TASK REQUIREMENTS: Check each line of the material below for the word "acme". State how many lines have it, and nothing more.

RECORDS FOR PROCESSING:
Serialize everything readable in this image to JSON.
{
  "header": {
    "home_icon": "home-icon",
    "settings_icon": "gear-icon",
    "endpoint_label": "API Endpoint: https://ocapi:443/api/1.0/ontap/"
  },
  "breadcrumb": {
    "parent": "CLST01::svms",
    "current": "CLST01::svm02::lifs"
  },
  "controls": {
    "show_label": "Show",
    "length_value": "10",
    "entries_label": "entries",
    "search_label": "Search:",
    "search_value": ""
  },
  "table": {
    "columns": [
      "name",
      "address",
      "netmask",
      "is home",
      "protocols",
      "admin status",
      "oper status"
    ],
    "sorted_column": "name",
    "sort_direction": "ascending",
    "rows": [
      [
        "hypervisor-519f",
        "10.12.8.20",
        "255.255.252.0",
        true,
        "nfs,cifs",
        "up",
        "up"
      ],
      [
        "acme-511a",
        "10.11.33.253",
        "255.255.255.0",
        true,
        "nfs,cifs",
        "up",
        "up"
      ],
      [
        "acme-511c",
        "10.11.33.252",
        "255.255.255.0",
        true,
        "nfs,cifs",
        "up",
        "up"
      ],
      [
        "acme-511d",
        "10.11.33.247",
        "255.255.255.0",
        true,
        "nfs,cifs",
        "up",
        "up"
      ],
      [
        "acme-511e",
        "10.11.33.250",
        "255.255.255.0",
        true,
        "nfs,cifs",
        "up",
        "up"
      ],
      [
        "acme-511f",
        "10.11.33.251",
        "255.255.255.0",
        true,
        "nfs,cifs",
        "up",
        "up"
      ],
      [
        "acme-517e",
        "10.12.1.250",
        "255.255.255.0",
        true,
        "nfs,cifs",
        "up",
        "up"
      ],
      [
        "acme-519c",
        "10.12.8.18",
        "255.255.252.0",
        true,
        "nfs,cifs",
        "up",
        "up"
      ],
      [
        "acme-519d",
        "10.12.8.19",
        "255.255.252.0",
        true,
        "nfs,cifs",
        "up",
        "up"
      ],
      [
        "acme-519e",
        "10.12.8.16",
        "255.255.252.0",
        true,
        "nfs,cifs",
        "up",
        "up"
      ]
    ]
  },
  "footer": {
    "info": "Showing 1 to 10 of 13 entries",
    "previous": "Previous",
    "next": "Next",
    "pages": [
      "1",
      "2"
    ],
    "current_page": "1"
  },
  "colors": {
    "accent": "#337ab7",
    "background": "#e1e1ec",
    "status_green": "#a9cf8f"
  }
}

RESPONSE TO THE TASK: 9